  10. At the end of the day there is no high tier, mid tier etc. for doctoral level training. The things you should be looking at for the programs you are applying to are: 1. How good is the research fit 2. Does the program philosophy match up woth my needs? In clinical programs this is: Clinical science-heavily focused in research, but you will still get basic therapy skills taught Scientist-practitioner-mix of research and clinical training 3. Look at the outcome data to see how many applicants a program gets each year and gow many people they admit - this will give you an
  11. I'm in the second cohort of a newly established program, and it hasn't really hindered me in any way. We currently have accreditation on contingency but didn't when I started the program. Its always worth it to apply and then assess after interview day if you think its worth attending. Overall I'd say that if you make it to interview day, try to get a good grasp on how organized and prepared the DCT and faculty are in applying for accreditation. Be sure to ask questions about the process. If they appear prepared I'd think its less of a risk than you would imagine.
  12. Not sure if this was mentioned, but another point is that as a grad student, you may at some point hold a position of power over the undergraduate or people in their social circle whom you both associate with. For example if you were TAing, or managing a lab where the undergrad or people in her/his social circle were either your students or research assistants. An imbalanced relationship in this context may blur the lines of consent.
  13. Agreed with Psyduck90, I wouldn't advise applying to chicago school. Of your other 2 options, a quick look at the outcomes data shows that GWU has larger cohorts and is much more expensive (46,000) compared to Loyola (31,000, smaller cohorts =more individualized attention from the faculty to help you meet your goals). As a side note, it is also important to see if you want to pursue a doctoral degree. If you only want to do therapy, then a 2-3 year masters level degree may be more suited to your needs. You can do therapy as a MSW, or as an LPC (typically through masters in counseling or s

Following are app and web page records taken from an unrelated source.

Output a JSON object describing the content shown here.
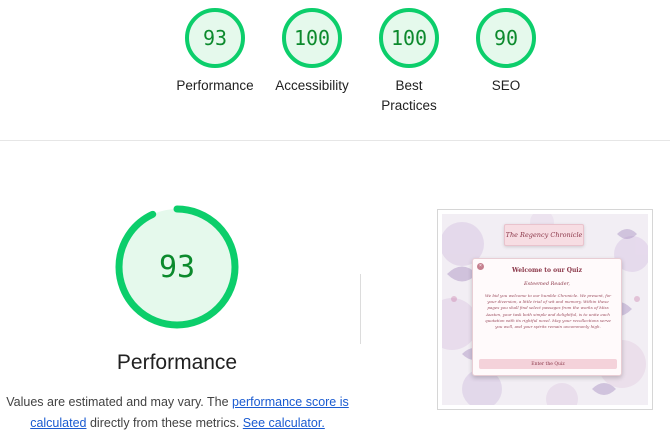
{
  "summary": {
    "gauges": [
      {
        "label": "Performance",
        "score": "93"
      },
      {
        "label": "Accessibility",
        "score": "100"
      },
      {
        "label": "Best\nPractices",
        "label_line1": "Best",
        "label_line2": "Practices",
        "score": "100"
      },
      {
        "label": "SEO",
        "score": "90"
      }
    ]
  },
  "main": {
    "score": "93",
    "label": "Performance",
    "note_prefix": "Values are estimated and may vary. The ",
    "note_link1": "performance score is calculated",
    "note_middle": " directly from these metrics. ",
    "note_link2": "See calculator."
  },
  "thumbnail": {
    "pill_title": "The Regency Chronicle",
    "card_title": "Welcome to our Quiz",
    "card_salute": "Esteemed Reader,",
    "card_body": "We bid you welcome to our humble Chronicle. We present, for your diversion, a little trial of wit and memory. Within these pages you shall find select passages from the works of Miss Austen, your task both simple and delightful, is to unite each quotation with its rightful novel. May your recollections serve you well, and your spirits remain uncommonly high.",
    "card_button": "Enter the Quiz"
  },
  "colors": {
    "pass_ring": "#0cce6b",
    "pass_fill": "#e5f9ec",
    "pass_text": "#0c8a2d",
    "link": "#1a5bd1"
  }
}
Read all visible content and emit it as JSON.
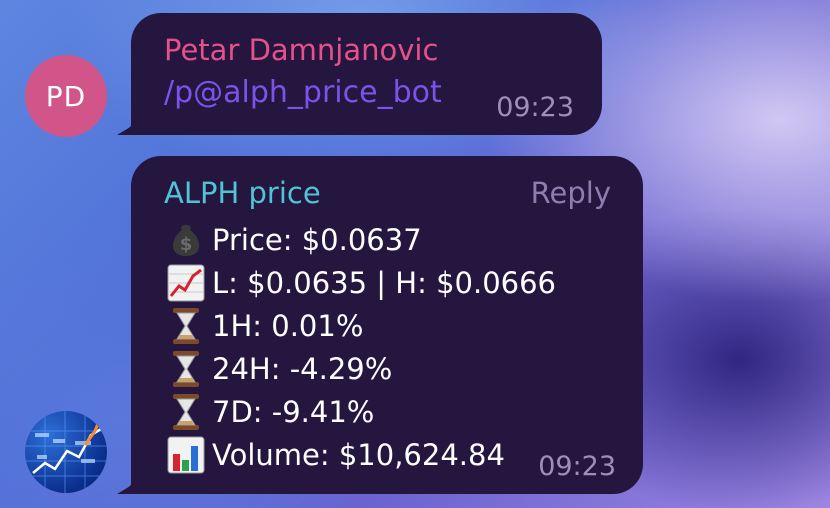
{
  "messages": [
    {
      "sender": "Petar Damnjanovic",
      "avatar_initials": "PD",
      "avatar_color": "#d2558a",
      "sender_color": "#e6508b",
      "text": "/p@alph_price_bot",
      "time": "09:23"
    },
    {
      "title": "ALPH price",
      "reply_label": "Reply",
      "time": "09:23",
      "lines": [
        {
          "icon": "money-bag-icon",
          "text": "Price: $0.0637"
        },
        {
          "icon": "chart-increasing-icon",
          "text": "L: $0.0635 | H: $0.0666"
        },
        {
          "icon": "hourglass-icon",
          "text": "1H: 0.01%"
        },
        {
          "icon": "hourglass-icon",
          "text": "24H: -4.29%"
        },
        {
          "icon": "hourglass-icon",
          "text": "7D: -9.41%"
        },
        {
          "icon": "bar-chart-icon",
          "text": "Volume: $10,624.84"
        }
      ]
    }
  ],
  "colors": {
    "bubble_bg": "#24163f",
    "title_color": "#52c3d4",
    "command_color": "#7b53e8",
    "time_color": "#9d8fbb"
  }
}
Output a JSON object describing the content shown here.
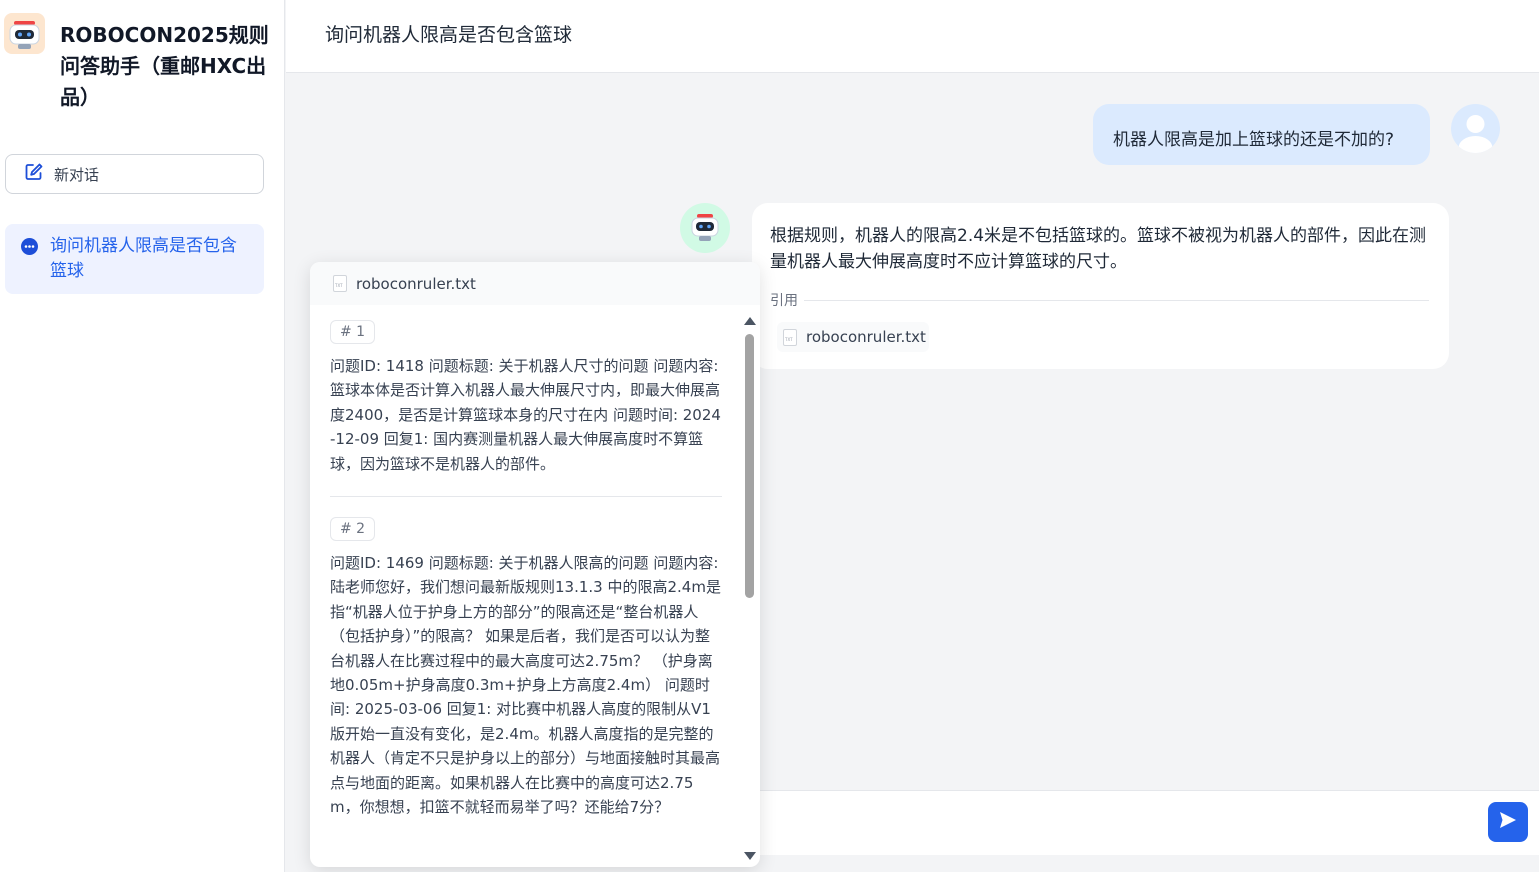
{
  "sidebar": {
    "app_title": "ROBOCON2025规则问答助手（重邮HXC出品）",
    "new_chat_label": "新对话",
    "conversations": [
      {
        "label": "询问机器人限高是否包含篮球"
      }
    ]
  },
  "header": {
    "title": "询问机器人限高是否包含篮球"
  },
  "messages": {
    "user_question": "机器人限高是加上篮球的还是不加的?",
    "bot_answer": "根据规则，机器人的限高2.4米是不包括篮球的。篮球不被视为机器人的部件，因此在测量机器人最大伸展高度时不应计算篮球的尺寸。",
    "citation_label": "引用",
    "citation_file": "roboconruler.txt"
  },
  "popover": {
    "file_name": "roboconruler.txt",
    "chunks": [
      {
        "badge": "# 1",
        "text": "问题ID: 1418 问题标题: 关于机器人尺寸的问题 问题内容: 篮球本体是否计算入机器人最大伸展尺寸内，即最大伸展高度2400，是否是计算篮球本身的尺寸在内 问题时间: 2024-12-09 回复1: 国内赛测量机器人最大伸展高度时不算篮球，因为篮球不是机器人的部件。"
      },
      {
        "badge": "# 2",
        "text": "问题ID: 1469 问题标题: 关于机器人限高的问题 问题内容: 陆老师您好，我们想问最新版规则13.1.3 中的限高2.4m是指“机器人位于护身上方的部分”的限高还是“整台机器人（包括护身）”的限高？ 如果是后者，我们是否可以认为整台机器人在比赛过程中的最大高度可达2.75m？ （护身离地0.05m+护身高度0.3m+护身上方高度2.4m） 问题时间: 2025-03-06 回复1: 对比赛中机器人高度的限制从V1版开始一直没有变化，是2.4m。机器人高度指的是完整的机器人（肯定不只是护身以上的部分）与地面接触时其最高点与地面的距离。如果机器人在比赛中的高度可达2.75m，你想想，扣篮不就轻而易举了吗？还能给7分？"
      }
    ]
  },
  "input": {
    "value": "",
    "placeholder": ""
  },
  "colors": {
    "accent": "#2563eb",
    "user_bubble": "#dbeafe",
    "selected_conv": "#eef2ff"
  },
  "icons": {
    "logo": "robot-icon",
    "new_chat": "edit-icon",
    "conversation": "chat-bubble-icon",
    "file": "txt-file-icon",
    "send": "send-icon"
  }
}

  14. It could be worth it, if you have some research project you are working on, to try to present a poster at a conference. Its getting easier to do this now that almost all the conferences are virtual. You could present a poster on a literature review you are doing, i've seen posters like that at conferences I've been to. It may be easier than trying to publish a paper. As the other posters said though, even for a poster presentation would be good to get some supervision from a grad student/post-doc/PI in your lab to make sure the abstract is accepted. There are a lot of other skills that go

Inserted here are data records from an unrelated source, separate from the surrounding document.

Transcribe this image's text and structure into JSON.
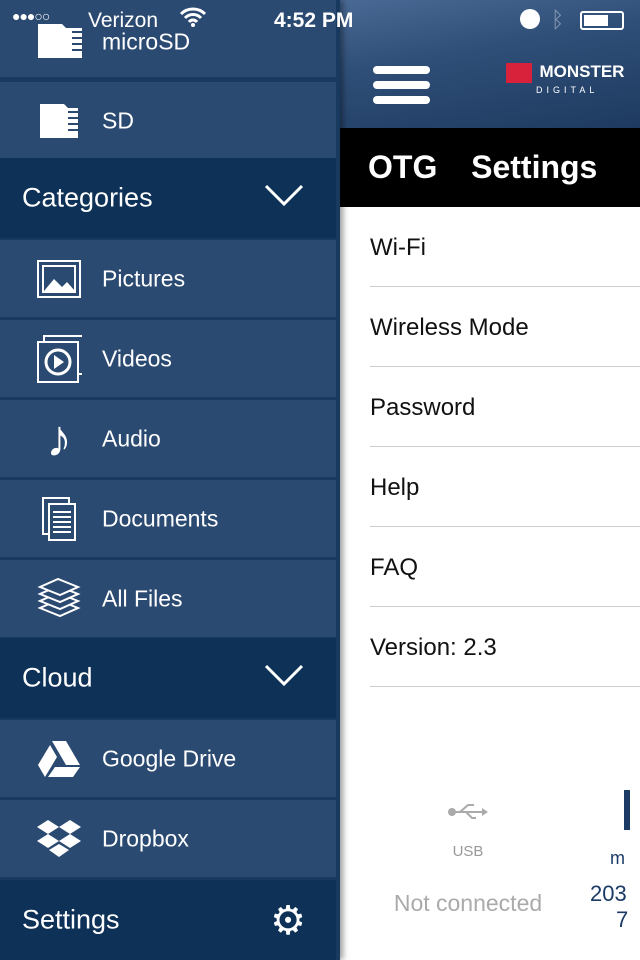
{
  "status_bar": {
    "carrier": "Verizon",
    "time": "4:52 PM"
  },
  "sidebar": {
    "storage": [
      {
        "label": "microSD",
        "icon": "microsd-card-icon"
      },
      {
        "label": "SD",
        "icon": "sd-card-icon"
      }
    ],
    "categories_label": "Categories",
    "categories": [
      {
        "label": "Pictures",
        "icon": "picture-icon"
      },
      {
        "label": "Videos",
        "icon": "video-icon"
      },
      {
        "label": "Audio",
        "icon": "music-note-icon"
      },
      {
        "label": "Documents",
        "icon": "document-icon"
      },
      {
        "label": "All Files",
        "icon": "files-stack-icon"
      }
    ],
    "cloud_label": "Cloud",
    "cloud": [
      {
        "label": "Google Drive",
        "icon": "google-drive-icon"
      },
      {
        "label": "Dropbox",
        "icon": "dropbox-icon"
      }
    ],
    "settings_label": "Settings"
  },
  "main": {
    "logo_text": "MONSTER",
    "logo_sub": "DIGITAL",
    "title": "OTG  Settings",
    "rows": [
      "Wi-Fi",
      "Wireless Mode",
      "Password",
      "Help",
      "FAQ",
      "Version: 2.3"
    ],
    "usb": {
      "label": "USB",
      "status": "Not connected"
    },
    "device": {
      "label": "m",
      "line1": "203",
      "line2": "7"
    }
  },
  "colors": {
    "sidebar_item": "#2b4a71",
    "sidebar_section": "#0e3157",
    "logo_red": "#d8213a"
  }
}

  15. Do you have any poster presentations? 1 pub should be ok, I don't think you should focus on getting another one (esp since app deadlines are around November/December and the publishing process can take a lot of time), and def don't use your money to publish in an open access journal. I've only seen PI's do that if they had grant money put aside for that expense. Think you should also take the time to narrow your research interests a little bit and consider your research goals as they relate to the research of the POI's you are considering. I.e. see what the researchers you are interested
  • Create New...

Important Information

By using this site, you agree to our Terms of Use and Privacy Policy.